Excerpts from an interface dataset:
-*-*-
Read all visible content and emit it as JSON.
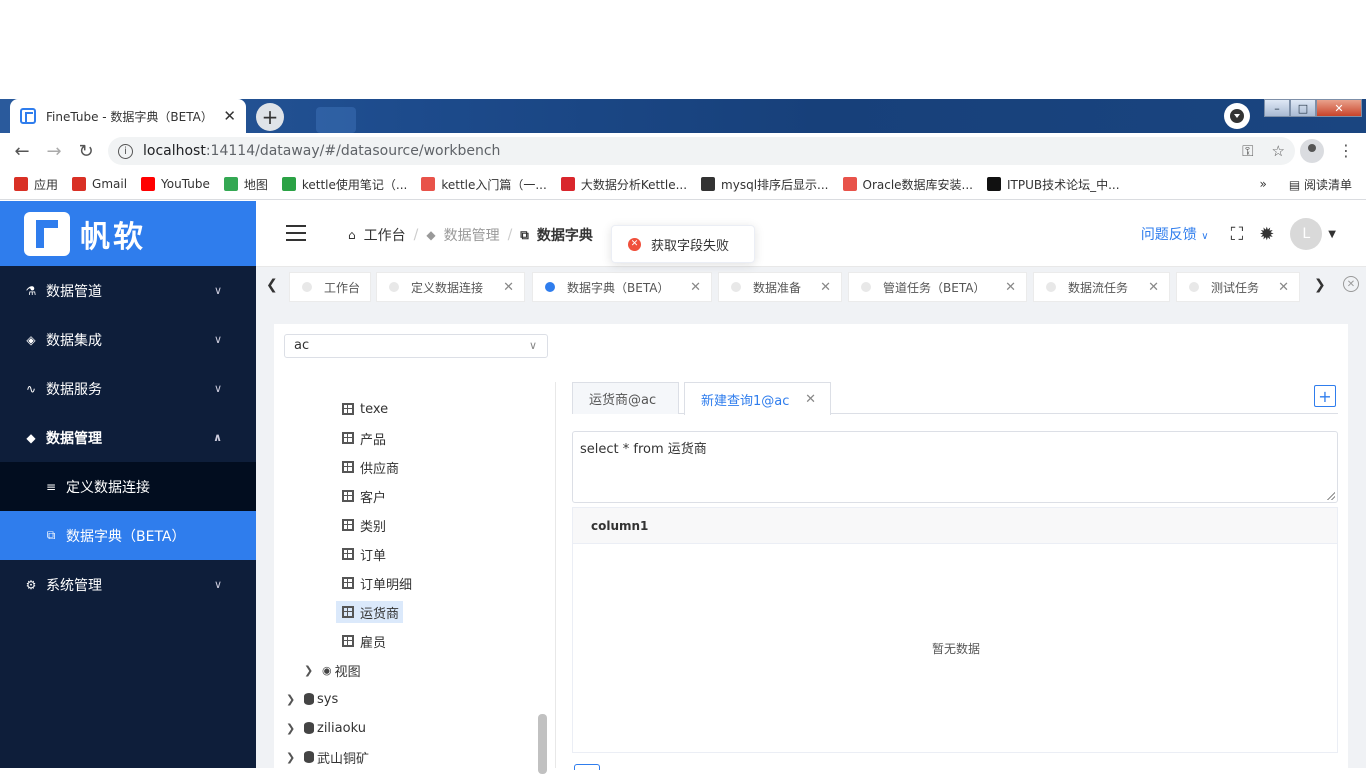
{
  "browser": {
    "tab_title": "FineTube - 数据字典（BETA）",
    "tab_close": "✕",
    "new_tab": "+",
    "url_host": "localhost",
    "url_rest": ":14114/dataway/#/datasource/workbench",
    "win_min": "–",
    "win_max": "□",
    "win_close": "✕",
    "bookmarks": [
      {
        "label": "应用",
        "color": "#d93025"
      },
      {
        "label": "Gmail",
        "color": "#d93025"
      },
      {
        "label": "YouTube",
        "color": "#ff0000"
      },
      {
        "label": "地图",
        "color": "#34a853"
      },
      {
        "label": "kettle使用笔记（...",
        "color": "#2ba245"
      },
      {
        "label": "kettle入门篇（一...",
        "color": "#e8534a"
      },
      {
        "label": "大数据分析Kettle...",
        "color": "#d9262c"
      },
      {
        "label": "mysql排序后显示...",
        "color": "#333333"
      },
      {
        "label": "Oracle数据库安装...",
        "color": "#e8534a"
      },
      {
        "label": "ITPUB技术论坛_中...",
        "color": "#111111"
      }
    ],
    "bookmarks_more": "»",
    "reading_list": "阅读清单"
  },
  "sidebar": {
    "brand": "帆软",
    "menu": [
      {
        "label": "数据管道",
        "icon": "pipeline-icon"
      },
      {
        "label": "数据集成",
        "icon": "layers-icon"
      },
      {
        "label": "数据服务",
        "icon": "pulse-icon"
      },
      {
        "label": "数据管理",
        "icon": "cube-icon"
      }
    ],
    "submenu": [
      {
        "label": "定义数据连接",
        "icon": "database-icon"
      },
      {
        "label": "数据字典（BETA）",
        "icon": "book-icon"
      }
    ],
    "system": {
      "label": "系统管理",
      "icon": "gear-icon"
    }
  },
  "header": {
    "breadcrumb": [
      "工作台",
      "数据管理",
      "数据字典"
    ],
    "toast": "获取字段失败",
    "feedback": "问题反馈",
    "avatar_letter": "L"
  },
  "page_tabs": [
    {
      "label": "工作台",
      "closable": false
    },
    {
      "label": "定义数据连接",
      "closable": true
    },
    {
      "label": "数据字典（BETA）",
      "closable": true,
      "active": true
    },
    {
      "label": "数据准备",
      "closable": true
    },
    {
      "label": "管道任务（BETA）",
      "closable": true
    },
    {
      "label": "数据流任务",
      "closable": true
    },
    {
      "label": "测试任务",
      "closable": true
    }
  ],
  "workbench": {
    "database": "ac",
    "tree_tables": [
      "texe",
      "产品",
      "供应商",
      "客户",
      "类别",
      "订单",
      "订单明细",
      "运货商",
      "雇员"
    ],
    "tree_selected": "运货商",
    "tree_views": "视图",
    "tree_dbs": [
      "sys",
      "ziliaoku",
      "武山铜矿"
    ],
    "query_tabs": [
      "运货商@ac",
      "新建查询1@ac"
    ],
    "sql": "select * from 运货商",
    "result_columns": [
      "column1"
    ],
    "empty_text": "暂无数据"
  }
}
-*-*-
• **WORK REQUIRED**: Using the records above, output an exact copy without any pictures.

• **FINISHED EXERCISE**:
Read all visible content and emit it as JSON.
{
  "browser": {
    "tab_title": "FineTube - 数据字典（BETA）",
    "tab_close": "✕",
    "new_tab": "+",
    "url_host": "localhost",
    "url_rest": ":14114/dataway/#/datasource/workbench",
    "win_min": "–",
    "win_max": "□",
    "win_close": "✕",
    "bookmarks": [
      {
        "label": "应用",
        "color": "#d93025"
      },
      {
        "label": "Gmail",
        "color": "#d93025"
      },
      {
        "label": "YouTube",
        "color": "#ff0000"
      },
      {
        "label": "地图",
        "color": "#34a853"
      },
      {
        "label": "kettle使用笔记（...",
        "color": "#2ba245"
      },
      {
        "label": "kettle入门篇（一...",
        "color": "#e8534a"
      },
      {
        "label": "大数据分析Kettle...",
        "color": "#d9262c"
      },
      {
        "label": "mysql排序后显示...",
        "color": "#333333"
      },
      {
        "label": "Oracle数据库安装...",
        "color": "#e8534a"
      },
      {
        "label": "ITPUB技术论坛_中...",
        "color": "#111111"
      }
    ],
    "bookmarks_more": "»",
    "reading_list": "阅读清单"
  },
  "sidebar": {
    "brand": "帆软",
    "menu": [
      {
        "label": "数据管道",
        "icon": "pipeline-icon"
      },
      {
        "label": "数据集成",
        "icon": "layers-icon"
      },
      {
        "label": "数据服务",
        "icon": "pulse-icon"
      },
      {
        "label": "数据管理",
        "icon": "cube-icon"
      }
    ],
    "submenu": [
      {
        "label": "定义数据连接",
        "icon": "database-icon"
      },
      {
        "label": "数据字典（BETA）",
        "icon": "book-icon"
      }
    ],
    "system": {
      "label": "系统管理",
      "icon": "gear-icon"
    }
  },
  "header": {
    "breadcrumb": [
      "工作台",
      "数据管理",
      "数据字典"
    ],
    "toast": "获取字段失败",
    "feedback": "问题反馈",
    "avatar_letter": "L"
  },
  "page_tabs": [
    {
      "label": "工作台",
      "closable": false
    },
    {
      "label": "定义数据连接",
      "closable": true
    },
    {
      "label": "数据字典（BETA）",
      "closable": true,
      "active": true
    },
    {
      "label": "数据准备",
      "closable": true
    },
    {
      "label": "管道任务（BETA）",
      "closable": true
    },
    {
      "label": "数据流任务",
      "closable": true
    },
    {
      "label": "测试任务",
      "closable": true
    }
  ],
  "workbench": {
    "database": "ac",
    "tree_tables": [
      "texe",
      "产品",
      "供应商",
      "客户",
      "类别",
      "订单",
      "订单明细",
      "运货商",
      "雇员"
    ],
    "tree_selected": "运货商",
    "tree_views": "视图",
    "tree_dbs": [
      "sys",
      "ziliaoku",
      "武山铜矿"
    ],
    "query_tabs": [
      "运货商@ac",
      "新建查询1@ac"
    ],
    "sql": "select * from 运货商",
    "result_columns": [
      "column1"
    ],
    "empty_text": "暂无数据"
  }
}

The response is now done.